* [TASK DETAILS]:
I'd like every record written out again, exactly as it is.

(RECORDS FOR THIS TASK begins)

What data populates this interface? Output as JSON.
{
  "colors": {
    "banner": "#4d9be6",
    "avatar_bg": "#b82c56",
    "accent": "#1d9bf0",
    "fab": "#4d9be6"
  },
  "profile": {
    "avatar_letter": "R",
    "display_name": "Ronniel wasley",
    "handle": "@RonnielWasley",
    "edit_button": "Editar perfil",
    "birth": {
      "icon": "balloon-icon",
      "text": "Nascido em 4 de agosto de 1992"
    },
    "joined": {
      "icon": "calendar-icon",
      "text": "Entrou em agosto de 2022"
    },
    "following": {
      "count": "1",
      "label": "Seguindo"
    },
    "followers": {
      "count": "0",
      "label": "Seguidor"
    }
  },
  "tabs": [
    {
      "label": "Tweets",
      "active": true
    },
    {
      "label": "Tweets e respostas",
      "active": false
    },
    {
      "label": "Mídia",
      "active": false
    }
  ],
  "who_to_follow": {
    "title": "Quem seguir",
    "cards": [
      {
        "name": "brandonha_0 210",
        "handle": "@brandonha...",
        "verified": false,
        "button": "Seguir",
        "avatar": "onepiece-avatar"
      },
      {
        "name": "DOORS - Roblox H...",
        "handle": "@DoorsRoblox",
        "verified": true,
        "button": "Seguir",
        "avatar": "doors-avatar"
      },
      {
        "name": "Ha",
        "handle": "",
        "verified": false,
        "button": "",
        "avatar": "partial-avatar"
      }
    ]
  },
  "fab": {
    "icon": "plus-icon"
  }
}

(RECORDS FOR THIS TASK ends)

* [YOUR RESPONSE]:
What data populates this interface? Output as JSON.
{
  "colors": {
    "banner": "#4d9be6",
    "avatar_bg": "#b82c56",
    "accent": "#1d9bf0",
    "fab": "#4d9be6"
  },
  "profile": {
    "avatar_letter": "R",
    "display_name": "Ronniel wasley",
    "handle": "@RonnielWasley",
    "edit_button": "Editar perfil",
    "birth": {
      "icon": "balloon-icon",
      "text": "Nascido em 4 de agosto de 1992"
    },
    "joined": {
      "icon": "calendar-icon",
      "text": "Entrou em agosto de 2022"
    },
    "following": {
      "count": "1",
      "label": "Seguindo"
    },
    "followers": {
      "count": "0",
      "label": "Seguidor"
    }
  },
  "tabs": [
    {
      "label": "Tweets",
      "active": true
    },
    {
      "label": "Tweets e respostas",
      "active": false
    },
    {
      "label": "Mídia",
      "active": false
    }
  ],
  "who_to_follow": {
    "title": "Quem seguir",
    "cards": [
      {
        "name": "brandonha_0 210",
        "handle": "@brandonha...",
        "verified": false,
        "button": "Seguir",
        "avatar": "onepiece-avatar"
      },
      {
        "name": "DOORS - Roblox H...",
        "handle": "@DoorsRoblox",
        "verified": true,
        "button": "Seguir",
        "avatar": "doors-avatar"
      },
      {
        "name": "Ha",
        "handle": "",
        "verified": false,
        "button": "",
        "avatar": "partial-avatar"
      }
    ]
  },
  "fab": {
    "icon": "plus-icon"
  }
}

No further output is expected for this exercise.